Have you been reading this blog long enough to remember the first time I went gluten free?
It was sometime around this post.
I even made several varieties of gluten-free Christmas cookies that year, along with ordering gluten-free pizza for Christmas Eve dinner.
(We go ultra-casual on Christmas around here. No fancy-schmancy dinner. My family is lucky I wear pants to visit them.)
Have you also been paying enough attention to remember that I also went gluten-free last spring, after feeling very fed up and disgusted with wheat due to overeating & binge issues?
I even distinctly remember going to a family party in July and deciding to go ahead and try the carrot cake.
I looked 6 months pregnant within an hour. I immediately blamed the cake.
I went back to eating wheat — mostly Ezekial bread — sometime in the fall, but I dropped it again about 2.5 weeks ago. I also dropped dairy, except whey protein isolate, about a week before that (incidentally, the night of the carrot cake belly, I also ate cheese, so maybe I should’ve blamed the dairy instead).
This time, my main impetus in dropping the gluten was this:
If you have it, you know it, but you may not have known the name. Keratosis Pilaris is basically a bunch of little bumps — often red — on the upper back side of the limbs. I mostly get this on the backs of my arms, but I also have had it on the back of my upper leg in the past.
When I was a kid, my dermatologist told me there were two things to do for keratosis pilaris — use an alpha-hydroxy moisturizer, and get some sun.
Three problems with this advice:
- I was already sensitive to heavy sun exposure because I tend to burn (badly) and not tan much.
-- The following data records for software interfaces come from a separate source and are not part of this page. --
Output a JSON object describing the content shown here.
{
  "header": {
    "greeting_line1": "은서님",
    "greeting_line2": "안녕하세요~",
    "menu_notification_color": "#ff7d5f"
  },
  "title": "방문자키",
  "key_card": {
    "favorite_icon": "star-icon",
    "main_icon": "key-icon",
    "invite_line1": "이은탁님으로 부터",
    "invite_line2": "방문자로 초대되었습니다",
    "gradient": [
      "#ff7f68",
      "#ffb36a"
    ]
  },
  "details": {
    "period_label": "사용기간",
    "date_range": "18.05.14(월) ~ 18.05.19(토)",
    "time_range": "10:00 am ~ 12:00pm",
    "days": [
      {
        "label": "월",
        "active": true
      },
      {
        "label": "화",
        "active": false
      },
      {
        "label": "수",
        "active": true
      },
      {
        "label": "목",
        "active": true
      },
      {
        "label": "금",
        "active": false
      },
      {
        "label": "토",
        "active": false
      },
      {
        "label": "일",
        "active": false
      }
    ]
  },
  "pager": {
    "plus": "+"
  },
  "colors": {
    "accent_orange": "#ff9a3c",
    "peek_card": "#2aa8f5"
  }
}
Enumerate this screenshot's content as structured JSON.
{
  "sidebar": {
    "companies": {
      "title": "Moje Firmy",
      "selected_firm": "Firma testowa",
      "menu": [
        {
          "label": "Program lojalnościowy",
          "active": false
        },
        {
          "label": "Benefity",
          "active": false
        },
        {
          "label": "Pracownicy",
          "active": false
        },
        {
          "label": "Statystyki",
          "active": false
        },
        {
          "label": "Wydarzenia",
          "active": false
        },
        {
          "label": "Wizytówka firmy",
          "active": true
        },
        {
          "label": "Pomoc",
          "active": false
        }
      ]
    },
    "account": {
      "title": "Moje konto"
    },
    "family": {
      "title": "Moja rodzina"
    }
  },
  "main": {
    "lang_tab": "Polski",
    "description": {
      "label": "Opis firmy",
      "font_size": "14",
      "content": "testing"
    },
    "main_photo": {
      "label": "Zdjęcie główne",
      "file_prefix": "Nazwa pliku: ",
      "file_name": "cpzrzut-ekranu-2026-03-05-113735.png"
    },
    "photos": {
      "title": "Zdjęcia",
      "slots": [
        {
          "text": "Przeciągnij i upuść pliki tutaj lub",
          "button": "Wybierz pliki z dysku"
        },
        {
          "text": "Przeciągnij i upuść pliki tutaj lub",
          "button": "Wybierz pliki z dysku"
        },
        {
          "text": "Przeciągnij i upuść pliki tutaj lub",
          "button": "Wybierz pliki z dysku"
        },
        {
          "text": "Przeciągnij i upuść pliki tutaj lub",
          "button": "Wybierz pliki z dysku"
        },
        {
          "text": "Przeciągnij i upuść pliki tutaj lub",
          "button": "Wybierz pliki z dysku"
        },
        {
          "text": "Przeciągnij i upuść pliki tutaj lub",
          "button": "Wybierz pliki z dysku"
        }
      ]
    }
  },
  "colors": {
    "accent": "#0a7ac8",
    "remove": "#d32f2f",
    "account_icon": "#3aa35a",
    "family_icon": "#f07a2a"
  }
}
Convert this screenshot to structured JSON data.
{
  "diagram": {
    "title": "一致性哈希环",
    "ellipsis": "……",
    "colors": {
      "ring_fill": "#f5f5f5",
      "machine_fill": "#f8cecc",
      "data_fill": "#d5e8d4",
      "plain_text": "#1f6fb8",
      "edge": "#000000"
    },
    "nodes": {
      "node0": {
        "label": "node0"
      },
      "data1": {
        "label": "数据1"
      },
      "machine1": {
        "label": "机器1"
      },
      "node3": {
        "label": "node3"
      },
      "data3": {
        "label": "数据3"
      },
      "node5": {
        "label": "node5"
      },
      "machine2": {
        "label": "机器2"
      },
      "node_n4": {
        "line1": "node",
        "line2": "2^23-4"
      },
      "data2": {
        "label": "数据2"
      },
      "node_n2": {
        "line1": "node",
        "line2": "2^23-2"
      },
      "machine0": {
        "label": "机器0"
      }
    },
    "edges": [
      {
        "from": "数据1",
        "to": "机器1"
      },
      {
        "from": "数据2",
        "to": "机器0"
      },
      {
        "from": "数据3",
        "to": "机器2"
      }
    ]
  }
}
- Alpha-hydroxy products are known to make you more sensitive to the sun (doh!).
- Neither bit of advice is a cure, just a cover up that may or may not lessen the issue.
Keratosis Pilaris is harmless. It just looks crappy.
And I have never *never* been self-conscious about wearing sleeveless clothing because of it.
But lately, I have been reading a lot about gluten (I should be getting a masters degree in gluten instead of Applied Nutrition) and it’s ties to skin problems like acne, eczema, etc. It started because David gets a really bad case of eczema on his eyelid, and I suspected it was tied to his diet.
While I did find some info linking eczema to gluten intake, I also found interesting ties between keratosis pilaris and gluten intake.
So I figured I’d do the whole self-experimentation thing and try gluten-free again.
This was my arm area after about 1.5 weeks without gluten:
So far, I think it’s improved. But it may take a few months to really see a difference.
And while I haven’t done any pics this week of the results, I will say this:
I had gluten this weekend (and cheese) to test the waters.
My skin didn’t rebel, but my stomach did.
I love you bread, but we’re never, ever, EVER getting back together.
Unless you show up in the form of carrot cake.
In which case, we can hang. Maybe.